Say how many lines in the records contain the string "respuestas", giving the number by itself.
--- Data for processing Enclosed Below ---
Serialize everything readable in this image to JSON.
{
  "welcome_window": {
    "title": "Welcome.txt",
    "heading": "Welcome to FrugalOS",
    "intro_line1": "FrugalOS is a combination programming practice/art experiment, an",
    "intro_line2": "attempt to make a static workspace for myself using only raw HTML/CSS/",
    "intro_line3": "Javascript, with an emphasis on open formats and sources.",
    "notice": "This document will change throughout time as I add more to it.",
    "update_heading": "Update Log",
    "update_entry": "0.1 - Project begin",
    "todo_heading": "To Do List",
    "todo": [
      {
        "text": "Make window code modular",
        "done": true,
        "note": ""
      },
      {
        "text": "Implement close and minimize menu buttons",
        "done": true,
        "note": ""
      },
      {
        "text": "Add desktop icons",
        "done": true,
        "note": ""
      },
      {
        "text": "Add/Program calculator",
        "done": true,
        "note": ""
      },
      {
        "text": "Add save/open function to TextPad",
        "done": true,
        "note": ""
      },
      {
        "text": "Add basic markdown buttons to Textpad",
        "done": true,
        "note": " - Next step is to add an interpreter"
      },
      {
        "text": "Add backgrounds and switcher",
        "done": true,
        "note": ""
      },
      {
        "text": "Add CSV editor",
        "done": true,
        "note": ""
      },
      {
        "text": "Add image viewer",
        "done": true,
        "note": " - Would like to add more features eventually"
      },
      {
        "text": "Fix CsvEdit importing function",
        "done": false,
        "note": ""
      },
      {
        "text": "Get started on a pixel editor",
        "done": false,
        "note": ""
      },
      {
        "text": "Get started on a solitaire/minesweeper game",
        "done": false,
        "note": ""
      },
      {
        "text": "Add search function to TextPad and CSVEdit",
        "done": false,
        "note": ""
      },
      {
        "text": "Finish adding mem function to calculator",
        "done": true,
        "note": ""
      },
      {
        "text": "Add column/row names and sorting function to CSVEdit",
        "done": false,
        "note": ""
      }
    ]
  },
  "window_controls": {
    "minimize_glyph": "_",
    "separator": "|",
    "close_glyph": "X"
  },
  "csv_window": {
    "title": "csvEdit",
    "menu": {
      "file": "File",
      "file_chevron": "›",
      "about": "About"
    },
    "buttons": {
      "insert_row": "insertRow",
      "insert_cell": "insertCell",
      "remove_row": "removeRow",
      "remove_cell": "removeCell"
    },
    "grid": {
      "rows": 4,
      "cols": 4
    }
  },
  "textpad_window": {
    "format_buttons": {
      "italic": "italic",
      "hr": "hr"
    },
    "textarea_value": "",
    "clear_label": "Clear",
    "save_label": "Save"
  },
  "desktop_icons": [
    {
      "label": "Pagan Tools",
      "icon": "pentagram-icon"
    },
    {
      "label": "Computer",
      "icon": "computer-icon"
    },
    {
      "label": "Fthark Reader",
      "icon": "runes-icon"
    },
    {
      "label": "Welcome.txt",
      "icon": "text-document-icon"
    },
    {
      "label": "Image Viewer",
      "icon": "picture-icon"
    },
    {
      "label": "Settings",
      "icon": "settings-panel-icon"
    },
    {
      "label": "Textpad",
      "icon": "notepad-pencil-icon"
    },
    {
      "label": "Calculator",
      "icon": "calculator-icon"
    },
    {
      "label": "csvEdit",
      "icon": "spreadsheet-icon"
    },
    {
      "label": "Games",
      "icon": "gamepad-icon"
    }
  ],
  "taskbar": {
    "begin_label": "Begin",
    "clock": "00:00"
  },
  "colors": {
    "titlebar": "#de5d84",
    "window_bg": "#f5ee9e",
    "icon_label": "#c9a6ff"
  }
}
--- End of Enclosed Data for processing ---
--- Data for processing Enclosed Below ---
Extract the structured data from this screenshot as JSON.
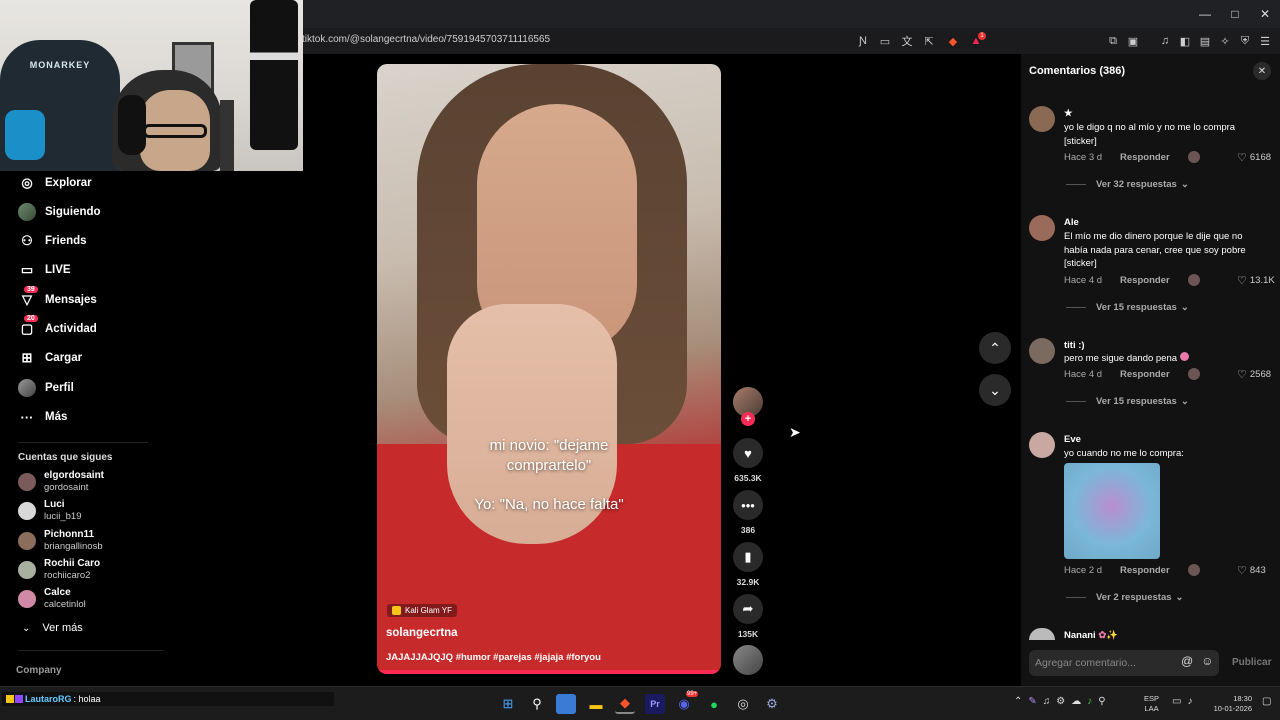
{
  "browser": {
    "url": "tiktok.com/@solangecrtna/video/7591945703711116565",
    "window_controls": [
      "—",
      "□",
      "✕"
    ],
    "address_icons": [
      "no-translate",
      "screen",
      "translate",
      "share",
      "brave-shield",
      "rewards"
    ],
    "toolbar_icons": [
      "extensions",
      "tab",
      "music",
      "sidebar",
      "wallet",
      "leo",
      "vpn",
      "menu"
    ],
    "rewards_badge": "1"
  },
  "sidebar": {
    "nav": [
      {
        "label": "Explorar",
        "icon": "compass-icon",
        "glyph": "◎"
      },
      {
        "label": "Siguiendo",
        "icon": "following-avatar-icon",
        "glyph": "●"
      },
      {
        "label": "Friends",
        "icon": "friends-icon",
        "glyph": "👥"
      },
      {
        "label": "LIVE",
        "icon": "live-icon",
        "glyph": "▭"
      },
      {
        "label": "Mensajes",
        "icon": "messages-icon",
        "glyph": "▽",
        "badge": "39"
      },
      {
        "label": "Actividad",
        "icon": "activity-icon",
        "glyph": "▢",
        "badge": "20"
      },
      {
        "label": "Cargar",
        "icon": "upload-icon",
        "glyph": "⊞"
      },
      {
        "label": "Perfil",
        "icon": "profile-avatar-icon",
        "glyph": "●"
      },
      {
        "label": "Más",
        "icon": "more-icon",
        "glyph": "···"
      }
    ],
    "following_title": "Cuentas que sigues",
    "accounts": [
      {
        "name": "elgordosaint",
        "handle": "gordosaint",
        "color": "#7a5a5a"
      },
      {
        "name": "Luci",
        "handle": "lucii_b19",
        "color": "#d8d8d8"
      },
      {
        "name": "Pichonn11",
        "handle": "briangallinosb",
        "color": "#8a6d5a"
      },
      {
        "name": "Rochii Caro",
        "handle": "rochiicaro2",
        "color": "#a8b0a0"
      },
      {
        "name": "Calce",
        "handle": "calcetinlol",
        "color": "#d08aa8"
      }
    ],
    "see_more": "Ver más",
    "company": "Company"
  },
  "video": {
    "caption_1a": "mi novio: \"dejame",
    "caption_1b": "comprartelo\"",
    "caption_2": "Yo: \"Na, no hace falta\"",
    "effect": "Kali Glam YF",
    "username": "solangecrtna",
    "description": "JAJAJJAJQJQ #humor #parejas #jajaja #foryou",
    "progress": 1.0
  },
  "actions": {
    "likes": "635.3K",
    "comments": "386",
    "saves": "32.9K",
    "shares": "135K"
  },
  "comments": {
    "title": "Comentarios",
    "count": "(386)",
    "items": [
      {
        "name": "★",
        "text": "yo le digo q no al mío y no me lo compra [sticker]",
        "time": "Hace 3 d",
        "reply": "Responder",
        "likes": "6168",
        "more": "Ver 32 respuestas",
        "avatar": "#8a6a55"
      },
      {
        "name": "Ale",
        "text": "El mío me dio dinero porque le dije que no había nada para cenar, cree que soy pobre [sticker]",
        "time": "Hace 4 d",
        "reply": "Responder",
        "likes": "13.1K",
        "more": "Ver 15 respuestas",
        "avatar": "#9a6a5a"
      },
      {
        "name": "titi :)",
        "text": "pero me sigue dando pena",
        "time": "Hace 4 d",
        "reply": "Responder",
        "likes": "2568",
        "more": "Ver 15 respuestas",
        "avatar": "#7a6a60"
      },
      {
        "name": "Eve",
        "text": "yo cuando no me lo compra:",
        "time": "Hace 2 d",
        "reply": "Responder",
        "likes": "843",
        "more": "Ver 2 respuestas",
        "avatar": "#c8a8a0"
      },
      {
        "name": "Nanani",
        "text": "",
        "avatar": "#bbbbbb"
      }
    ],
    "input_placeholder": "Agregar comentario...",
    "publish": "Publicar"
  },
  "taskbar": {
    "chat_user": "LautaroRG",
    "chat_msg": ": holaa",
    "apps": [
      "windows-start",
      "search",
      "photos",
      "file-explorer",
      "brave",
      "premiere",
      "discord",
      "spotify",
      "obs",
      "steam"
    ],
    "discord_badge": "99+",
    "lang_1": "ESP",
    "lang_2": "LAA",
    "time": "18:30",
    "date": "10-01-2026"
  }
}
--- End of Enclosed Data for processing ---
▶ **Task solution**: 4